The course is organized in lectures and seminars. Lectures aim to introduce students to the core tenets of the discipline. Seminars aim to provide occasions for in-depth discussions of class materials and exercises. Students are required to carefully read the assigned material before the seminar sessions.

Attendance is strongly recommended.

Assessment methods

At the end of the first part of the course, there will be an intermediate test consisting of multiple-choice and open questions which will weigh 40/100 of the final mark. At the end of the seminar part, an exercise will take place, which will weigh 30/100. Assiduous attendance of lectures, active participation in class during the seminar, and presentations will count for the remaining 30/100 of the final grade.

A low mark in the intermediate test does not prevent the participation in the seminar, as long as it is between 15 and 17. In the last week of May there will be the opportunity of repeating the intermediate test on the first part of the programme, reserved for those who have successfully passed the seminar. On the contrary, those who have not successfully completed the seminar part of the course will have to take the exam in the ordinary sessions (appelli), studying the textbook of Clark, Golder and Golder (chapters 2, 3, 4, 5, 6, 7, 8, 10 (only 10.1), 11, 12, 13, 14, 15).

Students who are unable to attend the lectures and/or seminars will have to take the exam in the ordinary sessions (appelli) and prepare the textbook of Clark, Golder and Golder (chapters 2, 3, 4, 5, 6, 7, 8, 10 (only 10.1), 11, 12, 13, 14, 15).

Student can reject only the final grade. In this event, students will have to take the exam in the ordinary sessions (appelli) and prepare the textbook of Clark, Golder and Golder (chapters 2, 3, 4, 5, 6, 7, 8, 10 (only 10.1), 11, 12, 13, 14, 15). In general, the final grade can be rejected only once.

Teaching tools

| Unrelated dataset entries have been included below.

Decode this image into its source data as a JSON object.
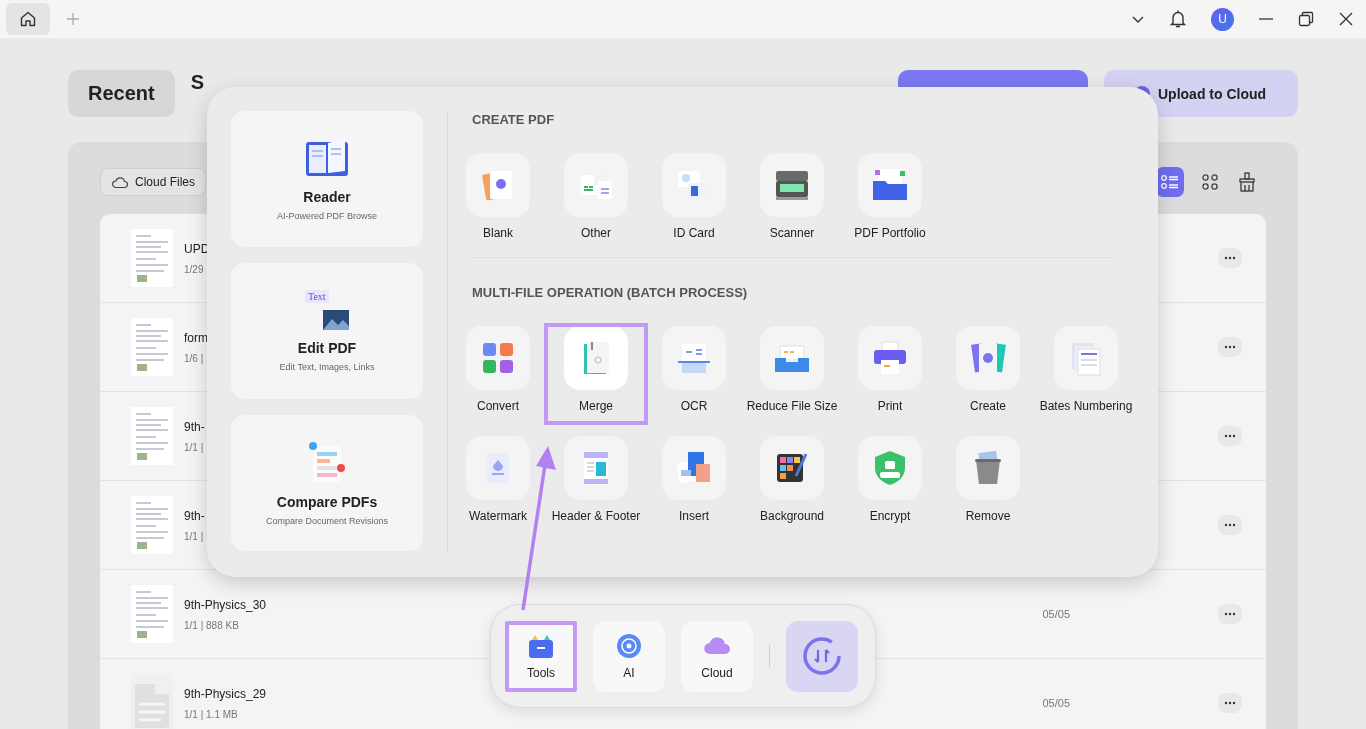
{
  "title_bar": {
    "avatar": "U"
  },
  "header": {
    "tabs": [
      {
        "label": "Recent",
        "selected": true
      },
      {
        "label": "S",
        "selected": false
      }
    ],
    "upload_button": "Upload to Cloud"
  },
  "toolbar": {
    "cloud_files": "Cloud Files",
    "views": [
      {
        "kind": "list",
        "selected": true
      },
      {
        "kind": "grid",
        "selected": false
      }
    ]
  },
  "files": [
    {
      "name": "UPD",
      "info": "1/29",
      "kind": "page"
    },
    {
      "name": "form",
      "info": "1/6 |",
      "kind": "page"
    },
    {
      "name": "9th-",
      "info": "1/1 |",
      "kind": "page"
    },
    {
      "name": "9th-",
      "info": "1/1 |",
      "kind": "page"
    },
    {
      "name": "9th-Physics_30",
      "info": "1/1 | 888 KB",
      "date": "05/05",
      "kind": "page"
    },
    {
      "name": "9th-Physics_29",
      "info": "1/1 | 1.1 MB",
      "date": "05/05",
      "kind": "placeholder"
    }
  ],
  "tools_popup": {
    "modes": [
      {
        "kind": "reader",
        "title": "Reader",
        "subtitle": "AI-Powered PDF Browse"
      },
      {
        "kind": "edit",
        "title": "Edit PDF",
        "subtitle": "Edit Text, Images, Links",
        "icon_text": "Text"
      },
      {
        "kind": "compare",
        "title": "Compare PDFs",
        "subtitle": "Compare Document Revisions"
      }
    ],
    "sections": [
      {
        "title": "CREATE PDF",
        "tools": [
          {
            "kind": "blank",
            "label": "Blank",
            "highlighted": false
          },
          {
            "kind": "other",
            "label": "Other",
            "highlighted": false
          },
          {
            "kind": "idcard",
            "label": "ID Card",
            "highlighted": false
          },
          {
            "kind": "scanner",
            "label": "Scanner",
            "highlighted": false
          },
          {
            "kind": "portfolio",
            "label": "PDF Portfolio",
            "highlighted": false
          }
        ]
      },
      {
        "title": "MULTI-FILE OPERATION (BATCH PROCESS)",
        "tools": [
          {
            "kind": "convert",
            "label": "Convert",
            "highlighted": false
          },
          {
            "kind": "merge",
            "label": "Merge",
            "highlighted": true
          },
          {
            "kind": "ocr",
            "label": "OCR",
            "highlighted": false
          },
          {
            "kind": "compress",
            "label": "Reduce File Size",
            "highlighted": false
          },
          {
            "kind": "print",
            "label": "Print",
            "highlighted": false
          },
          {
            "kind": "create",
            "label": "Create",
            "highlighted": false
          },
          {
            "kind": "bates",
            "label": "Bates Numbering",
            "highlighted": false
          },
          {
            "kind": "watermark",
            "label": "Watermark",
            "highlighted": false
          },
          {
            "kind": "headerfooter",
            "label": "Header & Footer",
            "highlighted": false
          },
          {
            "kind": "insert",
            "label": "Insert",
            "highlighted": false
          },
          {
            "kind": "background",
            "label": "Background",
            "highlighted": false
          },
          {
            "kind": "encrypt",
            "label": "Encrypt",
            "highlighted": false
          },
          {
            "kind": "remove",
            "label": "Remove",
            "highlighted": false
          }
        ]
      }
    ]
  },
  "dock": {
    "items": [
      {
        "kind": "tools",
        "label": "Tools",
        "highlighted": true
      },
      {
        "kind": "ai",
        "label": "AI",
        "highlighted": false
      },
      {
        "kind": "cloud",
        "label": "Cloud",
        "highlighted": false
      }
    ]
  }
}
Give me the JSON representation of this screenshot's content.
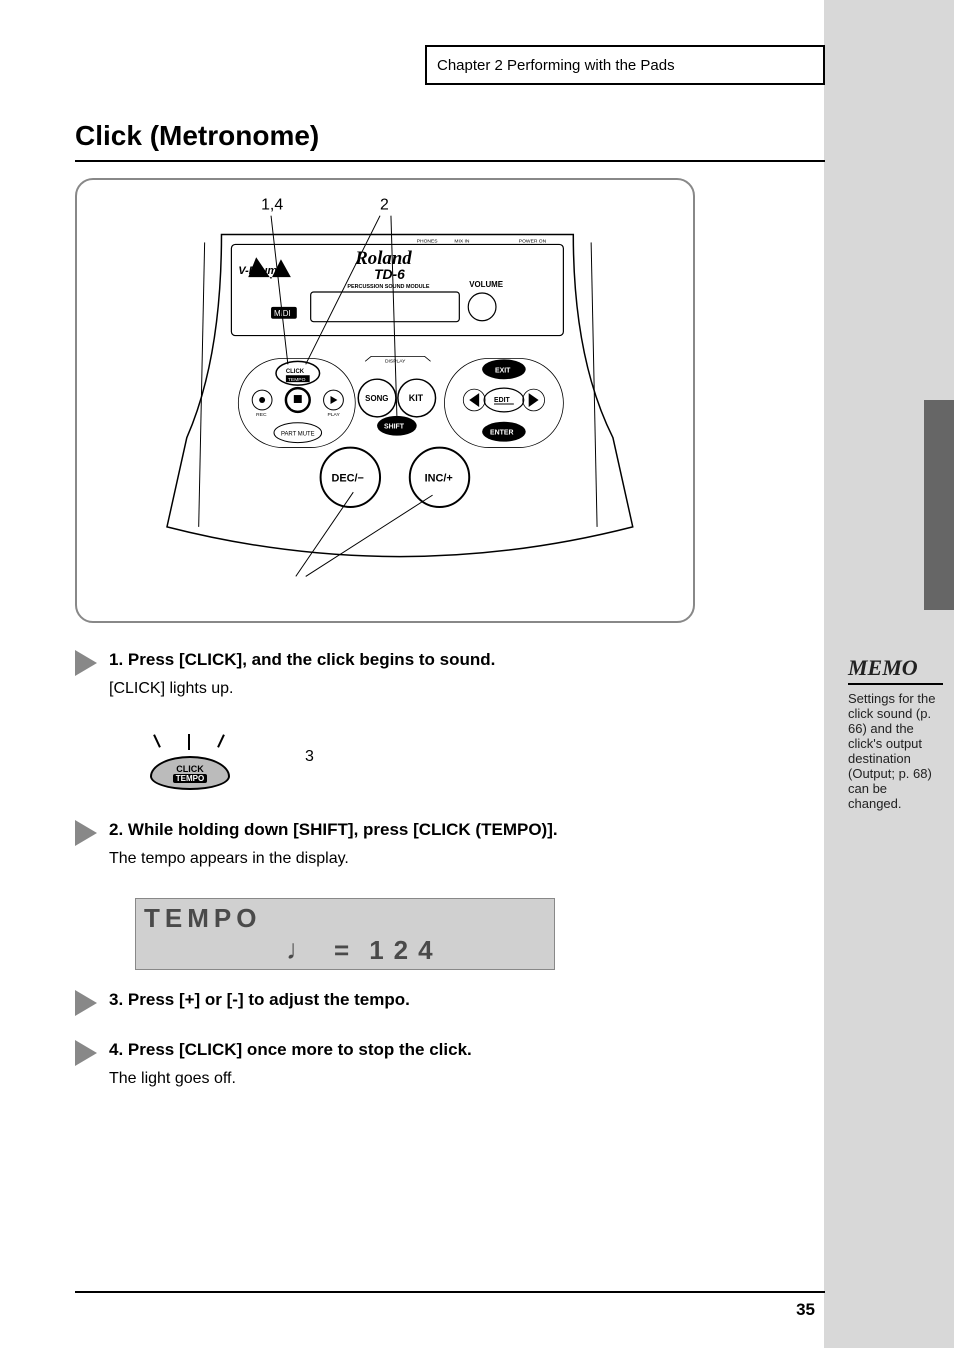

Slides and other course materials will be available on line, at the web site Virtuale.

Office hours

See the website of Luca Pinto

See the website of Chiara Fiorelli

See the website of